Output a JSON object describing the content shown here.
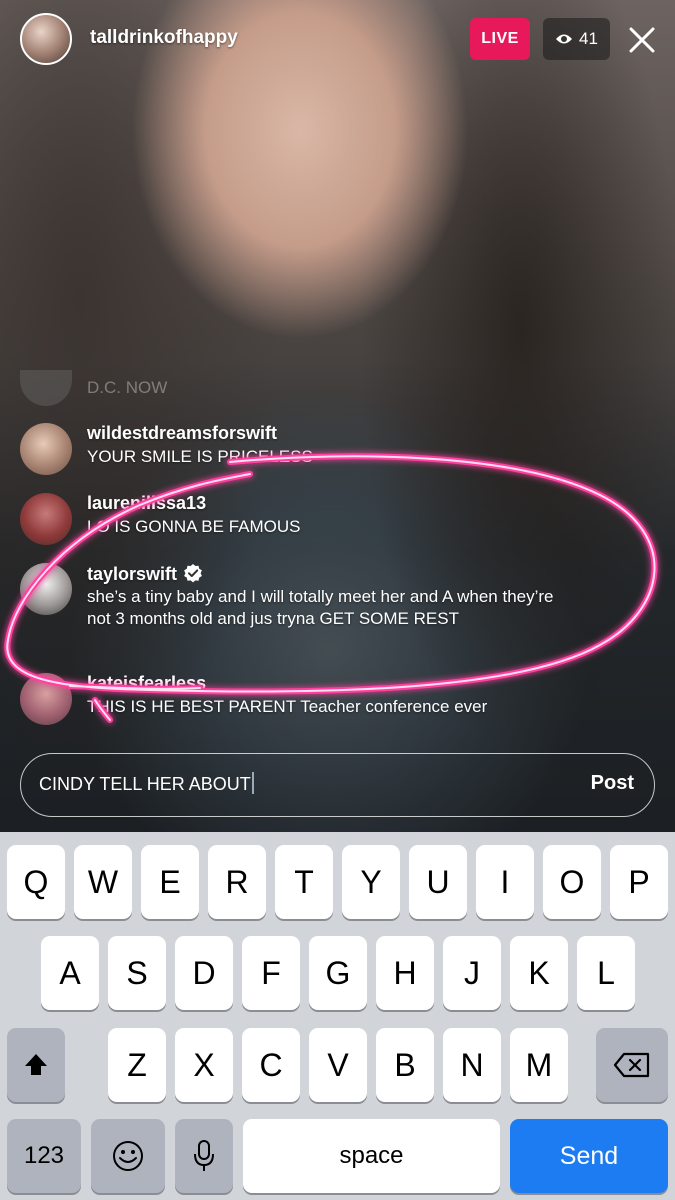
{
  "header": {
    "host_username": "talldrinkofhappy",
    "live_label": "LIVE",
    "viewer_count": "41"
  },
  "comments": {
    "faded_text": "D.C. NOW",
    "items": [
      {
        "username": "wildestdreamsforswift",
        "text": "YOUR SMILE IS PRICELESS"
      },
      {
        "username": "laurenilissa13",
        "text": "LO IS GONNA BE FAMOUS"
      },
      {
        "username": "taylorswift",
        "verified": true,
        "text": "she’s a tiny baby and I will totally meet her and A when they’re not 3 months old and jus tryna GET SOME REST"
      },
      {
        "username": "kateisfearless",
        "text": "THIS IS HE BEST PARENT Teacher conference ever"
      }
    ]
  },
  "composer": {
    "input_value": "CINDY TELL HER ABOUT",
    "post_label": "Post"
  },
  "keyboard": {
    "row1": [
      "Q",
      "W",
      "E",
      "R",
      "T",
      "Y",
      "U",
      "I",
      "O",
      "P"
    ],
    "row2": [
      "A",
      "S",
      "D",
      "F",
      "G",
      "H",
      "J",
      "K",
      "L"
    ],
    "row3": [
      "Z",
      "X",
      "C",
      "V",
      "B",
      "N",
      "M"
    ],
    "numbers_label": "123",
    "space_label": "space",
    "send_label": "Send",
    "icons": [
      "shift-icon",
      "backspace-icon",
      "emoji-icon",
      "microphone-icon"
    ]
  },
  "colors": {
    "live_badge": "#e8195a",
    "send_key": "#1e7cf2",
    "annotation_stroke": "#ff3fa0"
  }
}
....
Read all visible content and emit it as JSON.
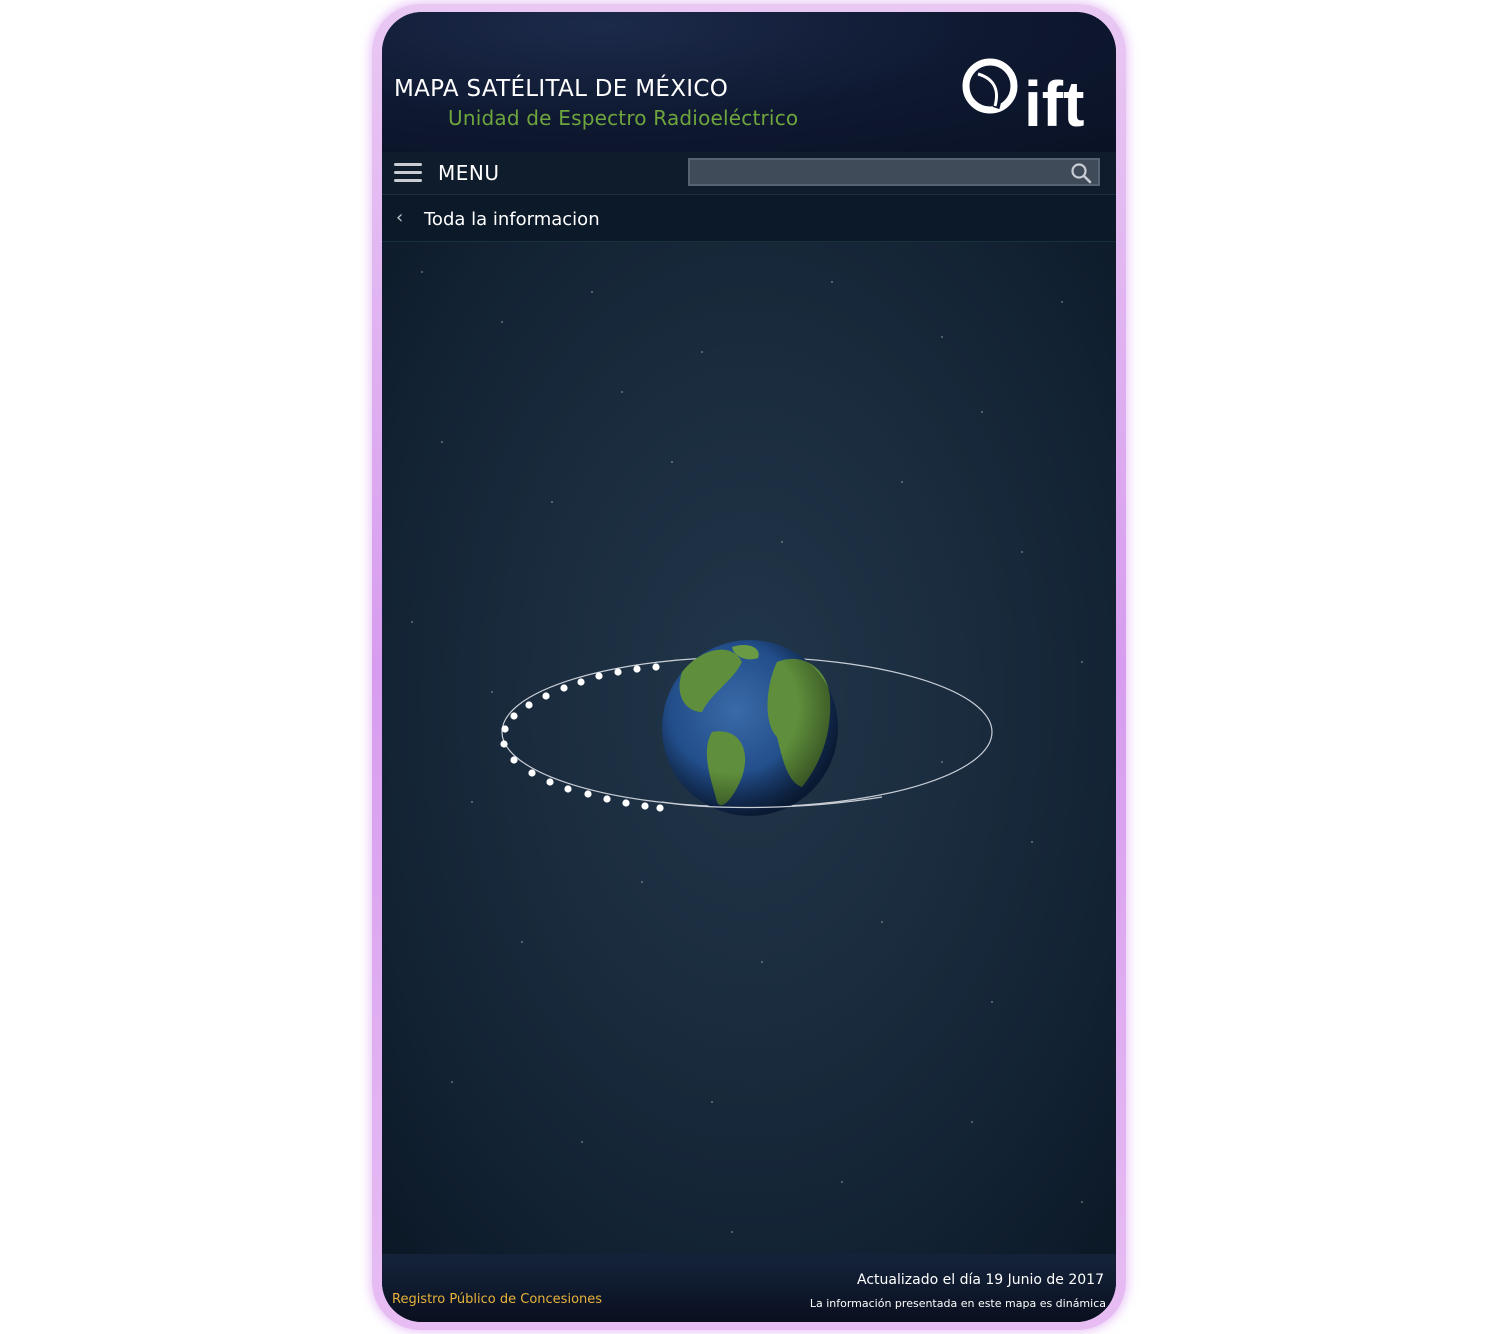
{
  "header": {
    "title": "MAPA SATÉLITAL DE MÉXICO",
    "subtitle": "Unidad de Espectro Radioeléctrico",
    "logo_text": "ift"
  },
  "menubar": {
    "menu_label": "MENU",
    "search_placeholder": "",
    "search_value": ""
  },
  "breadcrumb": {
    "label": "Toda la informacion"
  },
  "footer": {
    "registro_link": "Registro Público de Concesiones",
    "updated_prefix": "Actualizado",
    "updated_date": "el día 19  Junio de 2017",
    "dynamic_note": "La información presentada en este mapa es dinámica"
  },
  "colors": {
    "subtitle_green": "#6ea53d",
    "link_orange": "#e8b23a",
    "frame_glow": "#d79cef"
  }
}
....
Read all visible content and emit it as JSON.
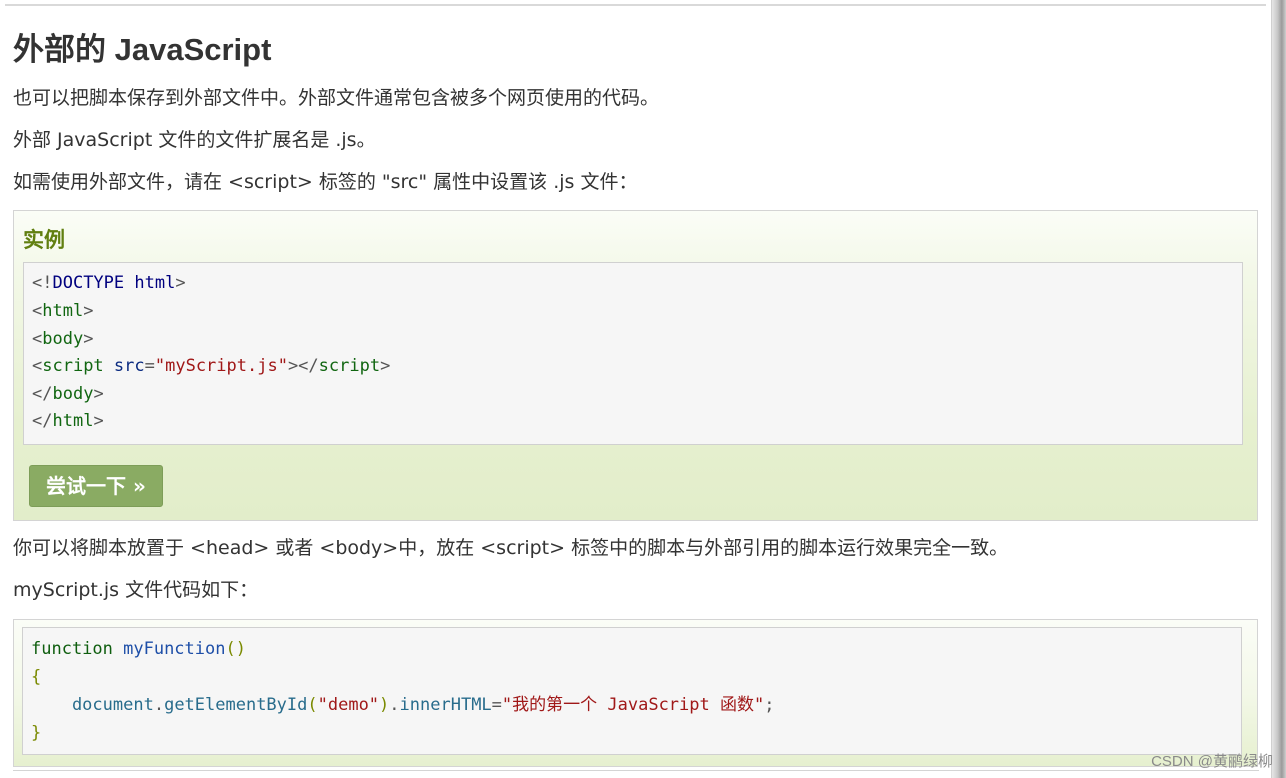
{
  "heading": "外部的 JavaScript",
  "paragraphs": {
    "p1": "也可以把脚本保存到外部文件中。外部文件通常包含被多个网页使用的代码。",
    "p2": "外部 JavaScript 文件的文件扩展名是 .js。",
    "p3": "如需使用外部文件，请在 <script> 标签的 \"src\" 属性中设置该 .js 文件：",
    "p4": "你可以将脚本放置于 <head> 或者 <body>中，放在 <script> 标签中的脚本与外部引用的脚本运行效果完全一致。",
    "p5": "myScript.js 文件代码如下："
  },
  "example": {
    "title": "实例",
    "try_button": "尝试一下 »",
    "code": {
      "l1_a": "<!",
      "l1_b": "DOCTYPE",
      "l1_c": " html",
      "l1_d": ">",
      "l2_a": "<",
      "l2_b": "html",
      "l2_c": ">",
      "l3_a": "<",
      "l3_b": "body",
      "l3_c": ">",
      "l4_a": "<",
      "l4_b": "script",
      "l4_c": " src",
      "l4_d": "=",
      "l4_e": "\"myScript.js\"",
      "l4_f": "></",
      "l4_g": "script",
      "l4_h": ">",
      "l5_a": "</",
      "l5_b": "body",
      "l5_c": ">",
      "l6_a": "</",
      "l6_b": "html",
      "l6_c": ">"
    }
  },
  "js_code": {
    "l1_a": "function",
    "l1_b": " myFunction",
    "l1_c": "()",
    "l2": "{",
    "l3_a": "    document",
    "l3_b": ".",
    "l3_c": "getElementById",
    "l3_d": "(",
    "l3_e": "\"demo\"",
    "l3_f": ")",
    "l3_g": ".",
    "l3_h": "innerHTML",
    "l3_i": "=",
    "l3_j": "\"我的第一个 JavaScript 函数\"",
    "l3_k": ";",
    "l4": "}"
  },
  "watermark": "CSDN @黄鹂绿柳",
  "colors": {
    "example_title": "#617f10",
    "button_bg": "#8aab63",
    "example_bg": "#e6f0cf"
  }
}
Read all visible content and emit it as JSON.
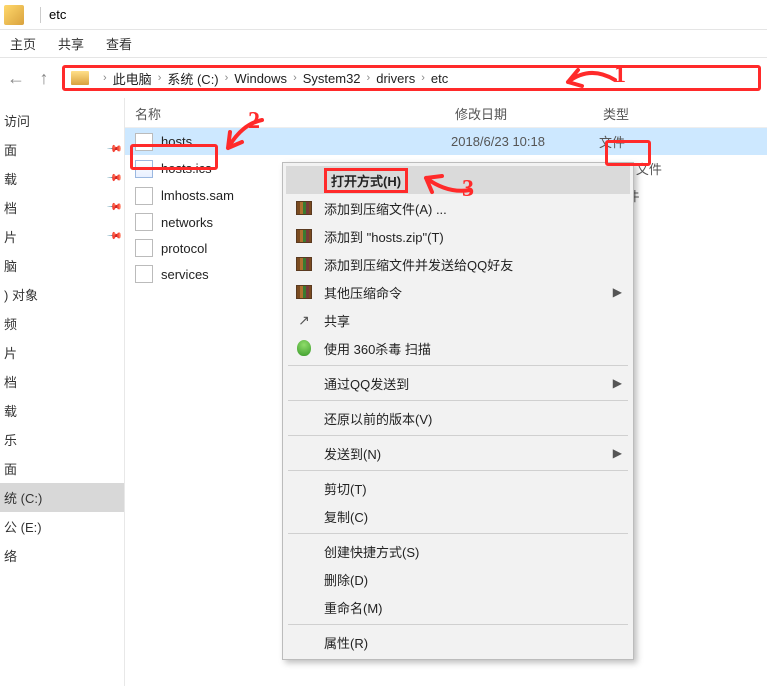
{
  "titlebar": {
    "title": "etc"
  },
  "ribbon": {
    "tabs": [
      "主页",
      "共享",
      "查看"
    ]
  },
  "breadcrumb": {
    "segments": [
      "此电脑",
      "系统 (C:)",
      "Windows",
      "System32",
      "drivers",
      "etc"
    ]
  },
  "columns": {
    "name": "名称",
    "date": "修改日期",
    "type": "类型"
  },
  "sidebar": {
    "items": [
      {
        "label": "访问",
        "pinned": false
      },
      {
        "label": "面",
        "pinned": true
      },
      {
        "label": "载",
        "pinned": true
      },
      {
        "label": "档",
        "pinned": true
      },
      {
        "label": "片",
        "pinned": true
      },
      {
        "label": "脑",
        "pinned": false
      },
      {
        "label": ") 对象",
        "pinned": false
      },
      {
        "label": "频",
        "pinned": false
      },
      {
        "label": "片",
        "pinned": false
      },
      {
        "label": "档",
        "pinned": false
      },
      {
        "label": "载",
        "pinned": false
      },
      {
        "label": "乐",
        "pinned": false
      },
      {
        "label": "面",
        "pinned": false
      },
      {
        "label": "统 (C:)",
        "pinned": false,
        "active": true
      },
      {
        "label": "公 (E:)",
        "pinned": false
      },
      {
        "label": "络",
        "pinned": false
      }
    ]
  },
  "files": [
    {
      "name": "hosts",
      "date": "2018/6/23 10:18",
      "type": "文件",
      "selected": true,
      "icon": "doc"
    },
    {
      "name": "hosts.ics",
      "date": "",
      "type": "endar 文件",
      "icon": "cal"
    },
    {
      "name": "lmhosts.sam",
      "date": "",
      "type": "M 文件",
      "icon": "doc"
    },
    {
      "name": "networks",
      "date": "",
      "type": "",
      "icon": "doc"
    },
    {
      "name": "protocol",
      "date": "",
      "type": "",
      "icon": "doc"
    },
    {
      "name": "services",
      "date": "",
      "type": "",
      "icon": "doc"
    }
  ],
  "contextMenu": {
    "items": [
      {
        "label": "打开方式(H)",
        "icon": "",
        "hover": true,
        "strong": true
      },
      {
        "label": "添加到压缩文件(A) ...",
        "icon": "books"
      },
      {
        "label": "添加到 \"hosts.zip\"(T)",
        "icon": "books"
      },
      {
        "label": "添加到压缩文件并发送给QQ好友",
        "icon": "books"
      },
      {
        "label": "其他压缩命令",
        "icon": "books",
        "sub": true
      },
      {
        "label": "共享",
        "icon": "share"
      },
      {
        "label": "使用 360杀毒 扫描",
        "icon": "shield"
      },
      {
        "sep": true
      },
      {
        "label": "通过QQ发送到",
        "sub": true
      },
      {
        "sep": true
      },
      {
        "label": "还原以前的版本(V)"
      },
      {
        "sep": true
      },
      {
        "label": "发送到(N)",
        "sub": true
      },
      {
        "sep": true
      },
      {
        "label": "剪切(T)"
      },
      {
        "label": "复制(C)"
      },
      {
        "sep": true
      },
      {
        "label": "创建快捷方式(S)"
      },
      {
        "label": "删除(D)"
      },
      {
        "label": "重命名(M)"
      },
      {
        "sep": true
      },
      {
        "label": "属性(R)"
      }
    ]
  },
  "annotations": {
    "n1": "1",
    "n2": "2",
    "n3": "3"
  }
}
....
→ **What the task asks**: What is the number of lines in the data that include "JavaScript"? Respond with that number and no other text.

→ **Your response**: 3